Two of the following texts were written by the same author, but which?
A <ul><li>We shook hands. My inability to recall that particular moment more precisely is disappointing: the handshake is the threshold act, the beginning of politics. I've seen him do it two million times now, but I couldn't tell you how he does it, the right-handed part of it—the strength, quality, duration of it, the rudiments of pressing the flesh. I can, however, tell you a whole lot about what he does with his other hand. He is a genius with it. He might put it on your elbow, or up by your biceps: these are basic, reflexive moves. He is interested in you. He is honored to meet you. </li></ul>
B <ul><li>This man - forties or fifties, Chinese - smoked like a character in a film noir. Elegantly. Beautifully. His hands held the cigarette just so. It was delicate yet masculine. Instead of blowing out a guilty jet of smoke to the side, he exhaled a beautiful silver plume around him. He was confident in his smoking, he liked his smoking, and he was unapologetic. He did not finish with the nervous tap- tap-squish of the teenage closet puffer who continued the habit into adulthood or the pitch-and-ignore of the furtive doorway smoker. He did it with a final and decisive chess move of extinguishment. It even bordered on sexy. </li></ul>
C <ul><li>We were sweeping up into the library, the librarian in tow, and now he had his big ears on. She was explaining her program and he was in heavy listening mode, the most aggressive listening the world has ever known: aerobic listening. (...) He was doing this now, with the librarian, and she was staggering under it. She missed a step; he reached out, steadied her. She was middle-aged, pushing fifty, hair dyed auburn to blot the gray, unexceptional except for her legs, which were shocking, a gift from God. Had he noticed the legs when she almost went down on the stair? I couldn't tell. </li></ul>
Which two texts were written by the same author? Write down three pairs of quotes (short – max four words) to prove your link.
Language fingerprints <ul><li>Think about the consequences this has for the way people use language. One of these is that knowledge about an individual’s language use can be used in detecting an individual’s identity. </li></ul><ul><li>Give anonymous offenders enough verbal rope and column inches, and they will hang themselves for you, every time. </li></ul><ul><li>Don Foster, Author Unknown </li></ul><ul><li>Early in 1996 Don Foster used techniques of close linguistic analysis to identify the author of Primary Colors, a novel published anonymously which satirised Bill Clinton’s 1992 election campaign.

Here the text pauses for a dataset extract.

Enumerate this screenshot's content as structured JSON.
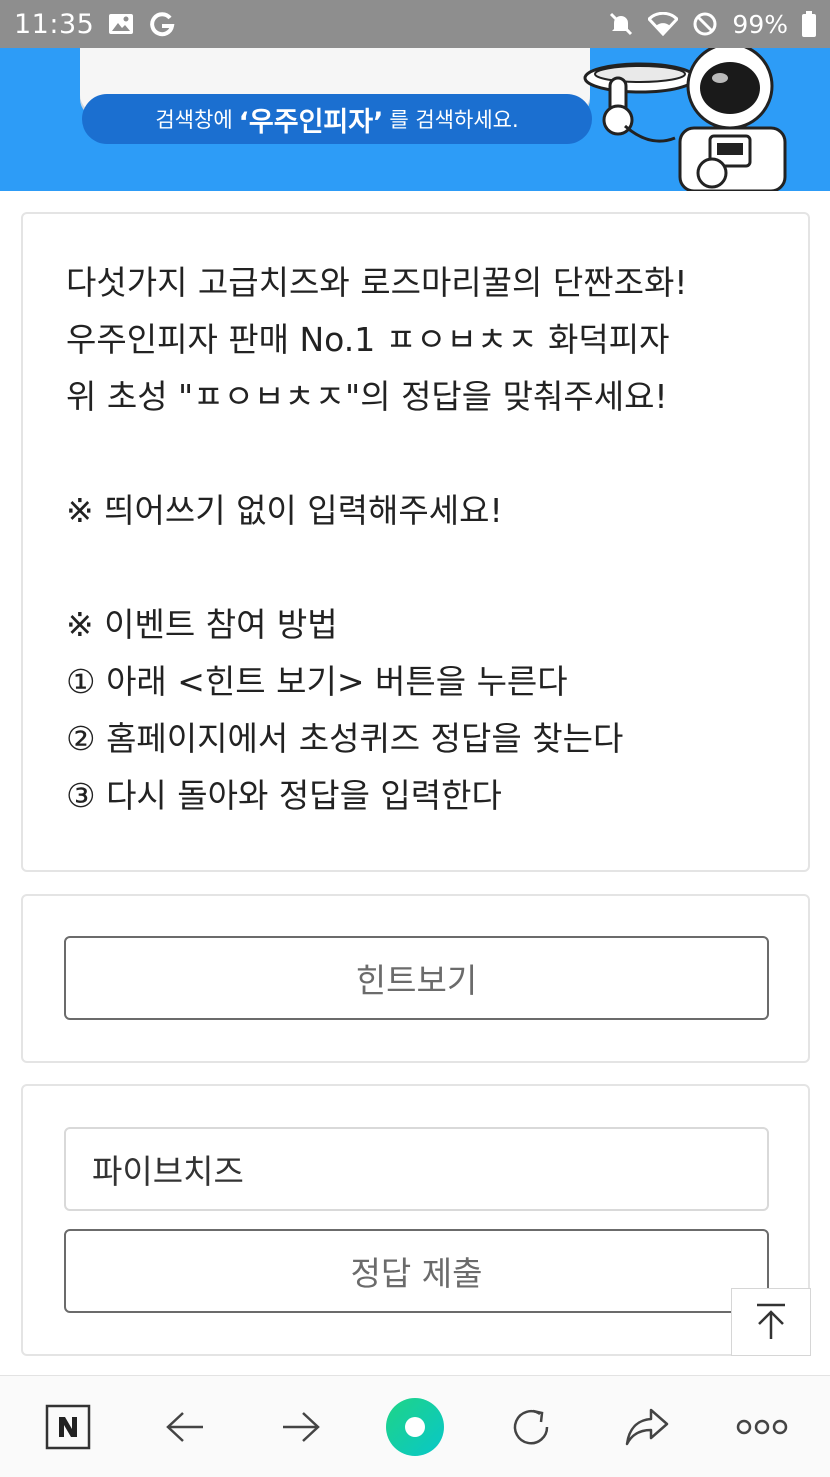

Although Joe Klein initially denied that he wrote it, he has since admitted that Don Foster nabbed him good and proper. The first and third texts above are excerpts from this novel. </li></ul>
<ul><li>As a result of this work, the FBI asked him to help in the trial of Theodore Kaczynski, the man accused of being the Unabomber, responsible for 16 bombings in the USA between 1978 and 1995. His brother had grassed him up, and the FBI had searched his home and found the same kind of bomb-making gear that had been used, but to be on the safe side, they got Foster to analyse the letters the Unabomber wrote to the newspapers to claim credit for his destruction. The judge considered that Foster’s evidence was critical in convicting Kaczynski. </li></ul><ul><li>On a less serious note, Foster was asked to identify the author of the blog allegedly written by a London call-girl pseudonymously known as Belle du Jour. Debate raged as to whether this was a real call-girl, or a wannabe writer faking it. The writer did not want to be revealed, especially as she was getting a book deal, which could have been undermined if the authenticity of the blog were challenged. Foster named the writer as Sarah Champion, a 33 year old writer from Manchester. It took him 20 minutes on Google... </li></ul><ul><li>The middle text above is an excerpt from this blog. This identity exposé was also denied but all of these cases raise the interesting idea that we each have a unique linguistic fingerprint. </li></ul>
<ul><li>In summary: </li></ul><ul><li>Idiolect: The unique combination of words, expressions and constructions that an individual habitually uses. If you have ever mimicked a teacher’s habitual way of speaking to a class, you have noticed features of his/her idiolect. </li></ul><ul><li>Sociolect: The kind of language we draw on to display our membership of specific social groups, eg. age, gender, social class, ethnicity, occupation, interests. </li></ul><ul><li>Dialect: The lexis and grammar of a specific geographical area. (Can also include accent) </li></ul>